Whenever I was invited to a neighborly dinner at James Beard’s, during 30 years of friendship and culinary collaboration, we didn’t sit over an aperitif beforehand and chat. Instead, I was ushered into Beard’s spacious teaching kitchen, where I was expected to join in preparation of the food, acting as a kind of sous-chef, or more accurately, an apprentice. So dinner became a cooking lesson as well as a gastronomic pleasure, and I could always count on carrying off some new ideas for my next dinner party. Beard at work didn’t fit the stereotypical image of a professional chef. There were no flames shooting up around a skillet, no frenzy at the stove. The master preferred electric burners, even smooth-top cooking. And he took his time. It was the ease of a chef in total command.
Here are five nostalgic recipes from my years with Beard.
This was the first recipe Beard gave me, back in 1954 when it was still not widely known. I was on hand for a kitchen testing and was so impressed with the results that I asked for the recipe on the spot. Beard obliged by tearing off a piece of his tattered shirtsleeve and jotting down the ingredients. I made the roll countless times thereafter, and it was sometimes a stand-in for Bûche de Noël.
Brioche en Surprise
Beard’s popular onion sandwich canapé comes from his first cookbook, published in 1940. A simple combination of brioche, thinly sliced onion, mayonnaise and parsley, it proves irresistible at cocktail parties. I remember once watching, with a mixture of pleasure and dismay, a guest gobbling down my carefully crafted sandwiches like so many potato chips.
Risotto Villa d’Este
In 1972, I accompanied Beard and two photographers on a magazine assignment to gather recipes from starry hotels in England, Germany, Spain, and Italy. This unusual treatment of risotto is adapted from a recipe contributed by the posh Villa d’Este on Lake Como in northern Italy. It calls for a lavish splash of heavy cream, which may be out of bounds for today’s more cautious cooks, but the brave cook will be rewarded.
Prune-Stuffed Loin of Pork
Pork goes well with fruit (think applesauce), and here the prune stuffing gives a hint of sweetness and distinction to an otherwise ordinary dish.
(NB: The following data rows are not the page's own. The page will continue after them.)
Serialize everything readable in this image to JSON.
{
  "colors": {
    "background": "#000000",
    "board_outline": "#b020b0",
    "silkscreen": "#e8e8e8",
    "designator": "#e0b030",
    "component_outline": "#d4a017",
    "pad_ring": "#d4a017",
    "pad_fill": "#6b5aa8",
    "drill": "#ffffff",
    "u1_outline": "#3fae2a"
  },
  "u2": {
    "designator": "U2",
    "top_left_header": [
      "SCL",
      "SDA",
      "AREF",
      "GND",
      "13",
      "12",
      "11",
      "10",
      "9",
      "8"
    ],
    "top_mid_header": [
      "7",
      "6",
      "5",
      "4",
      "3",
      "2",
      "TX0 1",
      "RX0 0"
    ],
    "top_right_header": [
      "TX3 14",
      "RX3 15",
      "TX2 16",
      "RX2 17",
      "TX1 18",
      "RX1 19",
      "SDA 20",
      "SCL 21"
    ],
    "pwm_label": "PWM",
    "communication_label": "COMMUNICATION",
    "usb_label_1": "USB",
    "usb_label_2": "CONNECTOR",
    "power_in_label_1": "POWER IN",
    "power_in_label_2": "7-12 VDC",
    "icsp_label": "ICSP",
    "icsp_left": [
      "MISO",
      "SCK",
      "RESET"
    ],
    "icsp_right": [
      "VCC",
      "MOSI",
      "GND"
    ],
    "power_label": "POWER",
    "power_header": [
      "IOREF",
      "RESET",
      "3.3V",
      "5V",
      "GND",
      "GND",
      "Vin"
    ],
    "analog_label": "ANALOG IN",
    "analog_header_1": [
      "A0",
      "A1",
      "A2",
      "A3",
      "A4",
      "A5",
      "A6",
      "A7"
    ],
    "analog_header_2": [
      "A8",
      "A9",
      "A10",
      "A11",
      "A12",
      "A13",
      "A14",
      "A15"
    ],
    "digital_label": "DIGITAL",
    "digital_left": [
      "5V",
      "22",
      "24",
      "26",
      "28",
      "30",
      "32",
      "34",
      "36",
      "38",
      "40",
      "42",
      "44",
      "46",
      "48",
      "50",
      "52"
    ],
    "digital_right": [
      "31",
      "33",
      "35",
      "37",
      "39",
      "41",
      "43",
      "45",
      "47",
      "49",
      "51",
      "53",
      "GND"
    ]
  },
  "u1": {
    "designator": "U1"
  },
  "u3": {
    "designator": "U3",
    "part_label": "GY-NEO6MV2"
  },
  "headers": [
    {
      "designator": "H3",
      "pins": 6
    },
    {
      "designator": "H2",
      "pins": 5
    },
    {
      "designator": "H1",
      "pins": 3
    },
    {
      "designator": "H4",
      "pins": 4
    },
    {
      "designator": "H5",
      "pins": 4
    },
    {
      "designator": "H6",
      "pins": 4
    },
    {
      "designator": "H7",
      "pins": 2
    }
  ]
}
Beard and I once did a smoked loin of pork stuffed with dried apricots, as well as a fresh loin stuffed with prunes, and served up a slice of each.
Cannelloni With Crepes
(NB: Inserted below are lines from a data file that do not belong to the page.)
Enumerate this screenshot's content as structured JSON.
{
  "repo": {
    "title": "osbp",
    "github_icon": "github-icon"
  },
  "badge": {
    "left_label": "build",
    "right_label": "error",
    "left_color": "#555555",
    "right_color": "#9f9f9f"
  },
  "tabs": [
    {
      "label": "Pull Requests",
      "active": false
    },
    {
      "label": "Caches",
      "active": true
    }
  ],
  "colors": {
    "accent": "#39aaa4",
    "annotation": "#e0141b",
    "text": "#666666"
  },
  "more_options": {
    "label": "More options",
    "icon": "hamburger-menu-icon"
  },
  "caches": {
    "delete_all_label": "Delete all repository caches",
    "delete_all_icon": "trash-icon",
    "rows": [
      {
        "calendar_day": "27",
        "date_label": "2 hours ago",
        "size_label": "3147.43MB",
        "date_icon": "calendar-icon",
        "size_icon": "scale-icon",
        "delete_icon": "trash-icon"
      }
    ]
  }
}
One year, Beard gave me a crepe pan for my birthday, along with a spatula, whisk, and a card that read, “It takes a lot of crap to make a crepe.” I used the pan to prepare this gentrified version of the familiar Italian dish, which substitutes crepes for the traditional pasta. A favorite of mine for lunch or supper entertaining, it took guests by surprise—and it never failed. (See variation under Chicken Crepes.)
John Ferrone has been an editor at Harcourt Brace Jovanovich for 26 years. As James Beard’s longtime friend and editor, he worked with Beard on his memoir Delights and Prejudices, five of his cookbooks, including American Cookery, and over a hundred articles.